Problem requirements:
Tally up the lines below that carry the word "email", answering with the figure alone.
*** Opening of Extracted material ***
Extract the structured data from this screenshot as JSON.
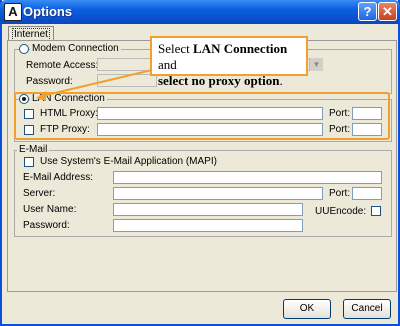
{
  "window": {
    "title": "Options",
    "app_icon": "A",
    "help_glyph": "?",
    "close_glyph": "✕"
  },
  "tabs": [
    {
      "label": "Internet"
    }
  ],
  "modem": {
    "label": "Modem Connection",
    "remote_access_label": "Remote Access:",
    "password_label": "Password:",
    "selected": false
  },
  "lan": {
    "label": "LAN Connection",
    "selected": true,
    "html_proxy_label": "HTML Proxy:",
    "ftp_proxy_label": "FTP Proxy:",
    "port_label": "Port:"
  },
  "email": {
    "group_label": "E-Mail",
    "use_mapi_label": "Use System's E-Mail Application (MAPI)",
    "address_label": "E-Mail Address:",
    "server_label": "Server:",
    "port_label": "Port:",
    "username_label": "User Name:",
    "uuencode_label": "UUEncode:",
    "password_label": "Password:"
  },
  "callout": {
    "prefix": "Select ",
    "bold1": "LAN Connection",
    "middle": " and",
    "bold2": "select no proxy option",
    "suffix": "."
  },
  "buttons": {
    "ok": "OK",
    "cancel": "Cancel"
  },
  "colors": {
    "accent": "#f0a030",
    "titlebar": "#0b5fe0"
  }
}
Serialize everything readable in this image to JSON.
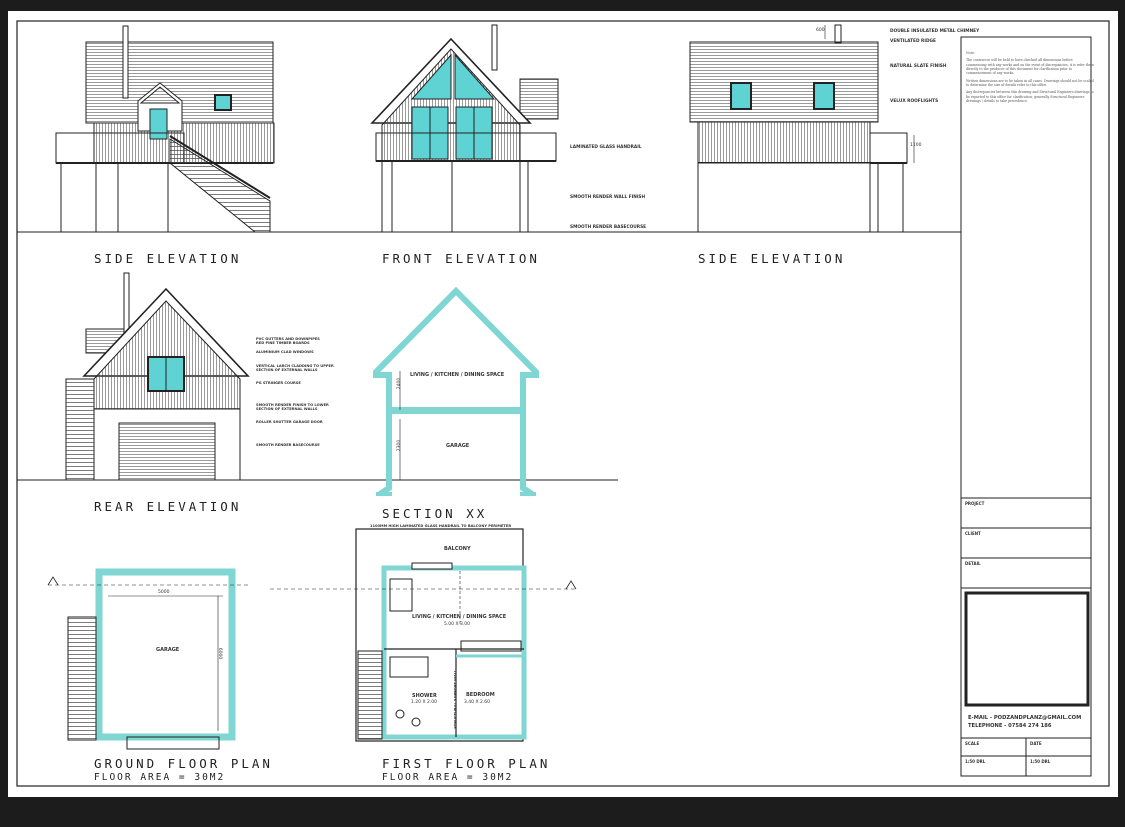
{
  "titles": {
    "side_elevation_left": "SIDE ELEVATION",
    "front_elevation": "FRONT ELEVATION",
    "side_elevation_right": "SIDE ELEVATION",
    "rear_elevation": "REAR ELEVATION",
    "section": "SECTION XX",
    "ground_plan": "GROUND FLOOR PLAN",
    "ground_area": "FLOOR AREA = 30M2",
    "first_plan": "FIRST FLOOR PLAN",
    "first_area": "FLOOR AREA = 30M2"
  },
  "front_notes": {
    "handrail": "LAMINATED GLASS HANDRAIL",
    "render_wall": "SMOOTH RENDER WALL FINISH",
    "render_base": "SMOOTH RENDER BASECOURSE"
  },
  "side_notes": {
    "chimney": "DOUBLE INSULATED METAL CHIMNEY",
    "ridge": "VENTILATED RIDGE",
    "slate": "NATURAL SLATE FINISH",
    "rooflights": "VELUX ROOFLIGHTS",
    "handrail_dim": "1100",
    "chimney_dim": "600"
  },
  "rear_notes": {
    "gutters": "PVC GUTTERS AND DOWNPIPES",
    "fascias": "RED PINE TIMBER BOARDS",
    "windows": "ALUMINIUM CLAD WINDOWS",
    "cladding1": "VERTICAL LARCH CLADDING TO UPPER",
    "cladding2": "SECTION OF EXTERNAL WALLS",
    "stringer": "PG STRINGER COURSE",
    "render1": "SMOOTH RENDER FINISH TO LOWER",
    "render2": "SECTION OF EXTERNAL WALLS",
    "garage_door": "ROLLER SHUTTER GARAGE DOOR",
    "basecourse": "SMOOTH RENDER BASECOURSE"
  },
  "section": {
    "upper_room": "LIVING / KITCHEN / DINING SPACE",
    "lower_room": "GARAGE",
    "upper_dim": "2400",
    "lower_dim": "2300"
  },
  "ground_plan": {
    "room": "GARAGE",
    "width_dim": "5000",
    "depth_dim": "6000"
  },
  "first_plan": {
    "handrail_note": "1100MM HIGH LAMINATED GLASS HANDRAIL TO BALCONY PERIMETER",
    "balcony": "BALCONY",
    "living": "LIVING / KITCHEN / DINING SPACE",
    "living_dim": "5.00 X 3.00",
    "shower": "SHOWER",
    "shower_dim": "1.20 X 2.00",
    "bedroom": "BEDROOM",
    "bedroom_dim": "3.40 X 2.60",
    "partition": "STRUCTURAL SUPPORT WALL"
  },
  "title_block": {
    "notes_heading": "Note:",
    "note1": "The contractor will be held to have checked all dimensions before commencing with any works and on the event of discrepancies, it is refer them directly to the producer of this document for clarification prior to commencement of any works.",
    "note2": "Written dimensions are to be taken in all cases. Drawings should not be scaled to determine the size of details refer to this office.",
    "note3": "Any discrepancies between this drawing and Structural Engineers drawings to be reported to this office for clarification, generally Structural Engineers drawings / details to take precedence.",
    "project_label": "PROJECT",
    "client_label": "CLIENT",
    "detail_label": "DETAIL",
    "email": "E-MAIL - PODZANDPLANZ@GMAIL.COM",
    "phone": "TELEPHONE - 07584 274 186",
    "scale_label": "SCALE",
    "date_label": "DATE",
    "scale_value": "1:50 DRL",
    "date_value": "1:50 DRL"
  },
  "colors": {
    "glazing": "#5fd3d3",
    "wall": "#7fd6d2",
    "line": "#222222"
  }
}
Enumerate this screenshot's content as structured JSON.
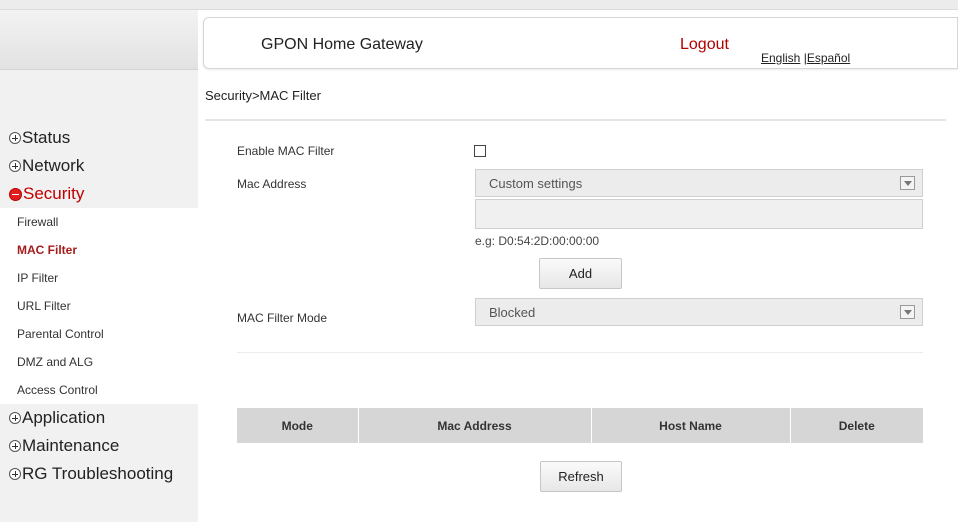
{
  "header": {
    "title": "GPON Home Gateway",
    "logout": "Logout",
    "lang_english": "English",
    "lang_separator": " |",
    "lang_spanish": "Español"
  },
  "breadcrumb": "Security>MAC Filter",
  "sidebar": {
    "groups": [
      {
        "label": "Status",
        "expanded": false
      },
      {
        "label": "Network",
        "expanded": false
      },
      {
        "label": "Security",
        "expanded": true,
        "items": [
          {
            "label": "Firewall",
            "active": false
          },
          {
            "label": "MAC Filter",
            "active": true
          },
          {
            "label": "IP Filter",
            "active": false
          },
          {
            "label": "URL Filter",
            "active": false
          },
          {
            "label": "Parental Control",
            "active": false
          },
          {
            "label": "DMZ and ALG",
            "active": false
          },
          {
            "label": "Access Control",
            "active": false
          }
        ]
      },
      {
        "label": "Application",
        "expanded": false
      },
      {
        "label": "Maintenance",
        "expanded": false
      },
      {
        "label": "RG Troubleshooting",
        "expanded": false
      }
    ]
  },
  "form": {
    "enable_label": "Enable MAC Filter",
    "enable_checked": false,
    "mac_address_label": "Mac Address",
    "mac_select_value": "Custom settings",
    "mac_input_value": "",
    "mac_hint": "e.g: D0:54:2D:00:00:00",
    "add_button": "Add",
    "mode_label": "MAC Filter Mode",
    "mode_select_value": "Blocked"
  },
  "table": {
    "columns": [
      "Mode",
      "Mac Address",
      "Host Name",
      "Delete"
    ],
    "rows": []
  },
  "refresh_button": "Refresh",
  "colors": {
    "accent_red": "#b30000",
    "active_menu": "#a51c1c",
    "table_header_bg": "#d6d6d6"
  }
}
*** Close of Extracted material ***
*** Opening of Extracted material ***
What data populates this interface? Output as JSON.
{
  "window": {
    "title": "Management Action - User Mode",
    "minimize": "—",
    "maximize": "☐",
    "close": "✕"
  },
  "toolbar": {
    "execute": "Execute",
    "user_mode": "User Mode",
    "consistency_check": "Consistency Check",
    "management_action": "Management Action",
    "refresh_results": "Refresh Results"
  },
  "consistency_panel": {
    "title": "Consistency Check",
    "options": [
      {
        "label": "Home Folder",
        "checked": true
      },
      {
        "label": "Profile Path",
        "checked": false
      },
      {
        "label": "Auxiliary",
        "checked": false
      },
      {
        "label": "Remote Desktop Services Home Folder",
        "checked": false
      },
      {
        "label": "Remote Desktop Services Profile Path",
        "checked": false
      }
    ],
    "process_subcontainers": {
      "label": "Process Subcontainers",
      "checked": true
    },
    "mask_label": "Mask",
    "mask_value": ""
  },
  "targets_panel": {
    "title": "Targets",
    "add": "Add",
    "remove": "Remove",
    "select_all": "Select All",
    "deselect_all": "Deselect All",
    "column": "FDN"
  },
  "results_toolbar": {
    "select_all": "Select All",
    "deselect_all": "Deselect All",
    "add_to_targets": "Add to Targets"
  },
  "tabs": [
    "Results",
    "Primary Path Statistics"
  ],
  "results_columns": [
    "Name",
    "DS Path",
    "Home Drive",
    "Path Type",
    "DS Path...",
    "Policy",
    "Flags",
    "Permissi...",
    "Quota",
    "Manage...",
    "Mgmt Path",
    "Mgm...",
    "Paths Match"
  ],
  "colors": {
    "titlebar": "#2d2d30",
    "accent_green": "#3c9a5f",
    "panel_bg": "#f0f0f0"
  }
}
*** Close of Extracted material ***
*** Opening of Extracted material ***
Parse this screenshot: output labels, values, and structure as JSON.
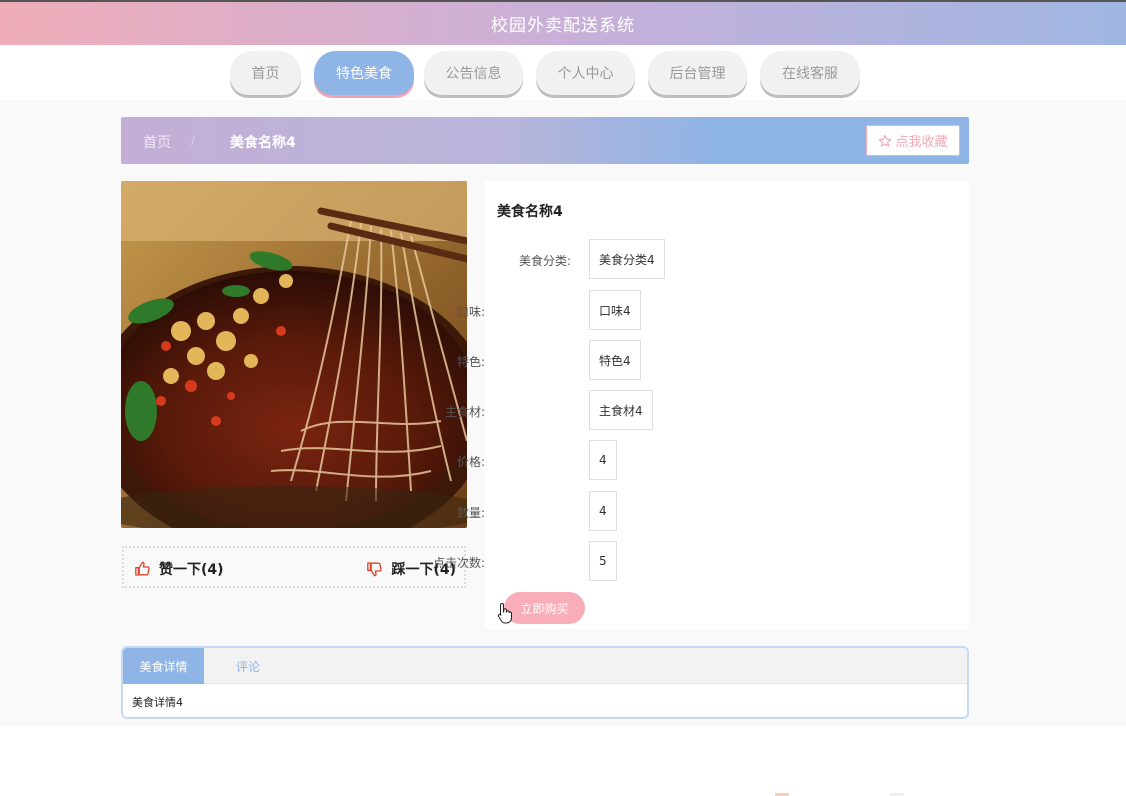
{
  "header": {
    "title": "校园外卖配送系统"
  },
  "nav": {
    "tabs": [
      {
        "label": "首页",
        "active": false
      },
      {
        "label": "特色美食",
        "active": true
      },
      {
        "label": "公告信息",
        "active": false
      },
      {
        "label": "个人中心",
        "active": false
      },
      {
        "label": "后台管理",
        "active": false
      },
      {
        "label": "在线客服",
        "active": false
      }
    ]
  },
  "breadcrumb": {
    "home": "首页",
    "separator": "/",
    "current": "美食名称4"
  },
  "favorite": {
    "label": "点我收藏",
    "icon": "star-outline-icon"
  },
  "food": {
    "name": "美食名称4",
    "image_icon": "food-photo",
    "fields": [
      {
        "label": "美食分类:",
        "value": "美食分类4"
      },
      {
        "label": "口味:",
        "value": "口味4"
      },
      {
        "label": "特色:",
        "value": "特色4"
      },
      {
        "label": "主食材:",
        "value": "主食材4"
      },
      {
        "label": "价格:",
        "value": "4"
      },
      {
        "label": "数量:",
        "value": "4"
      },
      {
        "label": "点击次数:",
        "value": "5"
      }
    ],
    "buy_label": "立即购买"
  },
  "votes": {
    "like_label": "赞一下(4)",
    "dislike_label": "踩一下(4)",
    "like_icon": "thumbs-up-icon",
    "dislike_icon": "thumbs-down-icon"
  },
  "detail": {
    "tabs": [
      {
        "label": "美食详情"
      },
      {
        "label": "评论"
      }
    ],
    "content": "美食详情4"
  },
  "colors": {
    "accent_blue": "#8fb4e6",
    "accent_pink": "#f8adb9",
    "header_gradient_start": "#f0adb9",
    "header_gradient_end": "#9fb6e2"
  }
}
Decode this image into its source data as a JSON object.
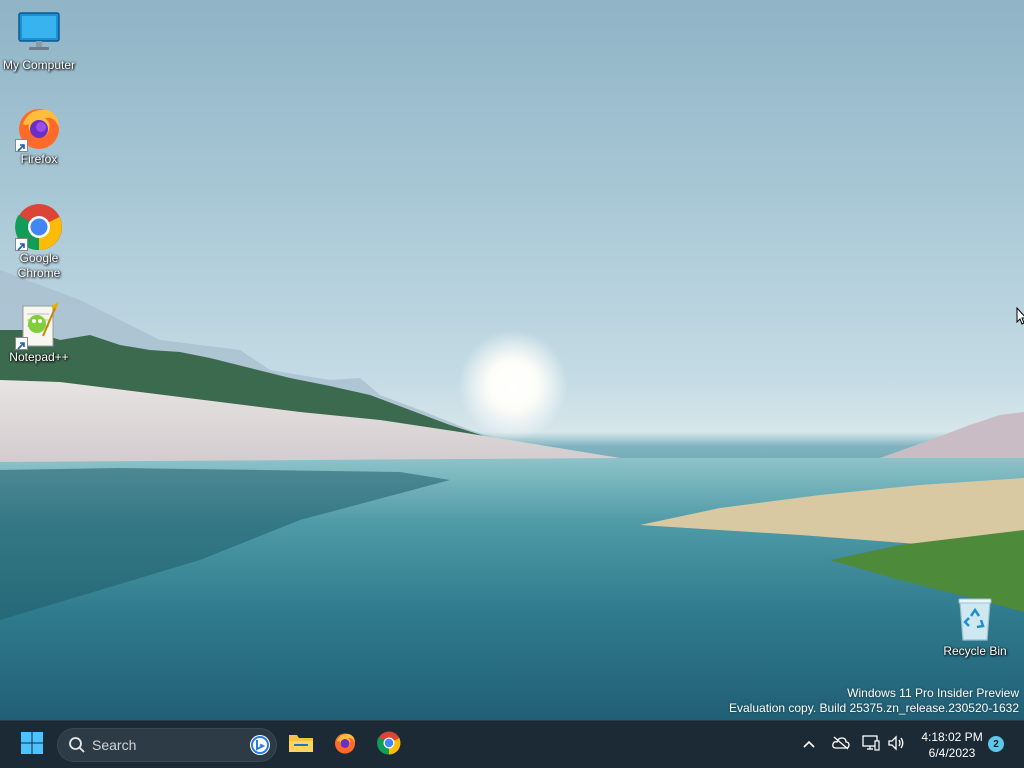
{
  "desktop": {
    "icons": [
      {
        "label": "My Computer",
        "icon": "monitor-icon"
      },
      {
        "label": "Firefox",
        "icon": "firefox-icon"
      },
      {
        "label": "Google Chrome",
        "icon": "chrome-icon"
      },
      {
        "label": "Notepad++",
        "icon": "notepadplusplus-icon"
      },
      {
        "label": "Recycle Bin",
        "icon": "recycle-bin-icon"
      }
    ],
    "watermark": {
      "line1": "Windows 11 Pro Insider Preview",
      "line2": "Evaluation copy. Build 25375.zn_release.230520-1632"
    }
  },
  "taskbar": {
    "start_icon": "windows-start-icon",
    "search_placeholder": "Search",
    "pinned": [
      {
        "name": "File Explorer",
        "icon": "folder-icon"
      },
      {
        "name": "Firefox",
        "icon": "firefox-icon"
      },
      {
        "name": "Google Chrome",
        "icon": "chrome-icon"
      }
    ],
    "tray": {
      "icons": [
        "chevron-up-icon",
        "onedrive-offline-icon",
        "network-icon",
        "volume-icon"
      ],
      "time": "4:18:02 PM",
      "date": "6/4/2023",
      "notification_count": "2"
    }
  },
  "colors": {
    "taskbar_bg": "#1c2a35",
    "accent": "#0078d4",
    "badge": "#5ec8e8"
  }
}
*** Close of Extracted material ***
Task response:
2